*** Opening Task data ***

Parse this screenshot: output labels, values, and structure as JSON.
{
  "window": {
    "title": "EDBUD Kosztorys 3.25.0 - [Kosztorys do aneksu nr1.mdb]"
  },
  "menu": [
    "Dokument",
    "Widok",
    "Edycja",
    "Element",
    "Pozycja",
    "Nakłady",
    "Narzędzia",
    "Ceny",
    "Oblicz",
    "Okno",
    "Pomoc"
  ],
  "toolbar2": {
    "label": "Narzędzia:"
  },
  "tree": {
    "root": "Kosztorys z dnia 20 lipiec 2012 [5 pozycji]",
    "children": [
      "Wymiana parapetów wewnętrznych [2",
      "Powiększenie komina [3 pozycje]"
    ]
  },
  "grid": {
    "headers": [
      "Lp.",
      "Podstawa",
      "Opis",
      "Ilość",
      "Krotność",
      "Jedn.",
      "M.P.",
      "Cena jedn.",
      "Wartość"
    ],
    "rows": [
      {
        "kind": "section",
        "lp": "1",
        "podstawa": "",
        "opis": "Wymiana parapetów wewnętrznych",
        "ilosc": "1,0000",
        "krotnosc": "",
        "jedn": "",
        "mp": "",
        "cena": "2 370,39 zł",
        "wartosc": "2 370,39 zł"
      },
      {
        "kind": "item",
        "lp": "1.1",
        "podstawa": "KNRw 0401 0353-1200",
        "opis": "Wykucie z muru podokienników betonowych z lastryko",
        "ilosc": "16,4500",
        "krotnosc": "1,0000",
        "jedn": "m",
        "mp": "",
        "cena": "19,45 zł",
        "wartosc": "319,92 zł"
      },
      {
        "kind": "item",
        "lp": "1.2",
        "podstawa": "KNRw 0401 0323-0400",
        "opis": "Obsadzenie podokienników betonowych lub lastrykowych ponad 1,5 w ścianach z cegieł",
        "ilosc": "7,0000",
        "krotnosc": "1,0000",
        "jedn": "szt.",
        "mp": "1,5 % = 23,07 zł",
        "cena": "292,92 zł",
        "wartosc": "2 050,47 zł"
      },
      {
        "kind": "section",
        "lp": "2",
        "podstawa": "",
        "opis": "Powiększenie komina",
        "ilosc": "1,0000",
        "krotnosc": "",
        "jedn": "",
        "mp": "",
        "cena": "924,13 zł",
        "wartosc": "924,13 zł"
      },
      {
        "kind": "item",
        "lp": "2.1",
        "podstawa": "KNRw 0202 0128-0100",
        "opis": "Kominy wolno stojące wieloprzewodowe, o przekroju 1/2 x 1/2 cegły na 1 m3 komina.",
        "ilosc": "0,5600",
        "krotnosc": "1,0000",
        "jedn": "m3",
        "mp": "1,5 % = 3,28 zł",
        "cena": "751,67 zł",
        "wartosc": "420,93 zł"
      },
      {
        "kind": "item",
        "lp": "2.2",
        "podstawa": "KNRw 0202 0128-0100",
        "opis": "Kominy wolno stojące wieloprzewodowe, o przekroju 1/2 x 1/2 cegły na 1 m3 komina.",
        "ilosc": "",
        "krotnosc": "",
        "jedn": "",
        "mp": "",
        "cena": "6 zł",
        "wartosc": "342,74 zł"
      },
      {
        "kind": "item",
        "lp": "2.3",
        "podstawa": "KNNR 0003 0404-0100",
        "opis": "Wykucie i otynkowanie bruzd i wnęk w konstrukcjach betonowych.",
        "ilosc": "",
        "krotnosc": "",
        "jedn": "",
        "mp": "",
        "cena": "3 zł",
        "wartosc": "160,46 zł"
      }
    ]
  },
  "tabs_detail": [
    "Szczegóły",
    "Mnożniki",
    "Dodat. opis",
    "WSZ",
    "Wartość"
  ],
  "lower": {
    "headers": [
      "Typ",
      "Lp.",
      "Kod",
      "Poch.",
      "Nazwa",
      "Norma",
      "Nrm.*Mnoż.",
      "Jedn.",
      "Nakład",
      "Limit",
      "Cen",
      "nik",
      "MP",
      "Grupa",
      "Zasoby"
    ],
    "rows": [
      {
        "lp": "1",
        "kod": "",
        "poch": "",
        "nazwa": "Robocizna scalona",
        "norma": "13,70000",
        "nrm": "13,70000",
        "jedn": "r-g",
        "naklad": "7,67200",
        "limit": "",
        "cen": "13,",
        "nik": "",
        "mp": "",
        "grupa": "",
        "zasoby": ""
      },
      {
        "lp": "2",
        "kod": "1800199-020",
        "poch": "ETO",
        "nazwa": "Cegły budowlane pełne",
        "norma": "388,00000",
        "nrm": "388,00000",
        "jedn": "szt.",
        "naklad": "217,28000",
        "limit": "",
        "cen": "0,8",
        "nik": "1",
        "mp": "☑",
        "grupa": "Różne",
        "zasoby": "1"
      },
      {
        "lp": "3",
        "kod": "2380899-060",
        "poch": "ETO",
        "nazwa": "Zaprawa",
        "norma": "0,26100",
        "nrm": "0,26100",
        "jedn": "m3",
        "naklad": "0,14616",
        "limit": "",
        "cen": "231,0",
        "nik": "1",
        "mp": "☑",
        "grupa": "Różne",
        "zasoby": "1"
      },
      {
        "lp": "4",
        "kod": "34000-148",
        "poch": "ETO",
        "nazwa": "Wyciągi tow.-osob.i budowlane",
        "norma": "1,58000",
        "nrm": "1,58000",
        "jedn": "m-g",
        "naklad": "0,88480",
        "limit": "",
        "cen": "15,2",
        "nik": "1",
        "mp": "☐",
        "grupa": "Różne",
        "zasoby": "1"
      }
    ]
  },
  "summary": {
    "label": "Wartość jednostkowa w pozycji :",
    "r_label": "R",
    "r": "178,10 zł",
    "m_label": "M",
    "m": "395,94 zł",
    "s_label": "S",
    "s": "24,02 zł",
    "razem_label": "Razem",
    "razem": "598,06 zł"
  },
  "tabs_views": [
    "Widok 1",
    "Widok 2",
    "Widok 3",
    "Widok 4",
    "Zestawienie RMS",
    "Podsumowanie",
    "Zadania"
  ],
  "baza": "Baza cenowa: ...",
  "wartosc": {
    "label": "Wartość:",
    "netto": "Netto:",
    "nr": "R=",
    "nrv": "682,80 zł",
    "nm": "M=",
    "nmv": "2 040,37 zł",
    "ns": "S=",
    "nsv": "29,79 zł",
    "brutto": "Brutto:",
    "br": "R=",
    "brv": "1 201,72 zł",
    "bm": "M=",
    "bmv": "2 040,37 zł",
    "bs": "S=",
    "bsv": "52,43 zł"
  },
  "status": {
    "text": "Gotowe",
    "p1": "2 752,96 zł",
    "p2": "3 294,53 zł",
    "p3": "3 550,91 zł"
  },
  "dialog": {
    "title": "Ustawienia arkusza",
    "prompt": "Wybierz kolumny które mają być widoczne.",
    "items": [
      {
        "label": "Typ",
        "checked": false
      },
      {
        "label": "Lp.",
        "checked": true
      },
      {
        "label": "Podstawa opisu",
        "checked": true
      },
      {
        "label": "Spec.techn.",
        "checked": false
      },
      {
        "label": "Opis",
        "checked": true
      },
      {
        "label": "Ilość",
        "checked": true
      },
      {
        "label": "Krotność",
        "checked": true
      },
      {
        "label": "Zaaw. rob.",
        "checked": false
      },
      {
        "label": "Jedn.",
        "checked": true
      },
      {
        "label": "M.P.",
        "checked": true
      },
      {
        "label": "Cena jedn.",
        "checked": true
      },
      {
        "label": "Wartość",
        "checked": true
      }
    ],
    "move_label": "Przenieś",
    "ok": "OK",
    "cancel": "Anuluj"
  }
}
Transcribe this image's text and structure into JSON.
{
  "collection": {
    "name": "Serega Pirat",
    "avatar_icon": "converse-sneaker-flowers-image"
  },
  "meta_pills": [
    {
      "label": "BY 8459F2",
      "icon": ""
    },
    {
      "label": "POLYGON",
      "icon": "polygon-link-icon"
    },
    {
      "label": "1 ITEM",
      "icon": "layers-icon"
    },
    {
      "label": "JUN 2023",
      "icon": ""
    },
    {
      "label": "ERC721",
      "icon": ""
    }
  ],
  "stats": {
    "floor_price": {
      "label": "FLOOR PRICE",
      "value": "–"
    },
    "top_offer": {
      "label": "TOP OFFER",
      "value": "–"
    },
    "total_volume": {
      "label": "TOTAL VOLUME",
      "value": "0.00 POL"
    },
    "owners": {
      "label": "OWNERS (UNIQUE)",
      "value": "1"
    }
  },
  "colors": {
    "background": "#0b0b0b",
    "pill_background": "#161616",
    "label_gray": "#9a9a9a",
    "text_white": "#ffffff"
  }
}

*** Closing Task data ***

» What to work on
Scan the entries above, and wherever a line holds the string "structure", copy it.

» Task answer
Parse this screenshot: output labels, values, and structure as JSON.
Transcribe this image's text and structure into JSON.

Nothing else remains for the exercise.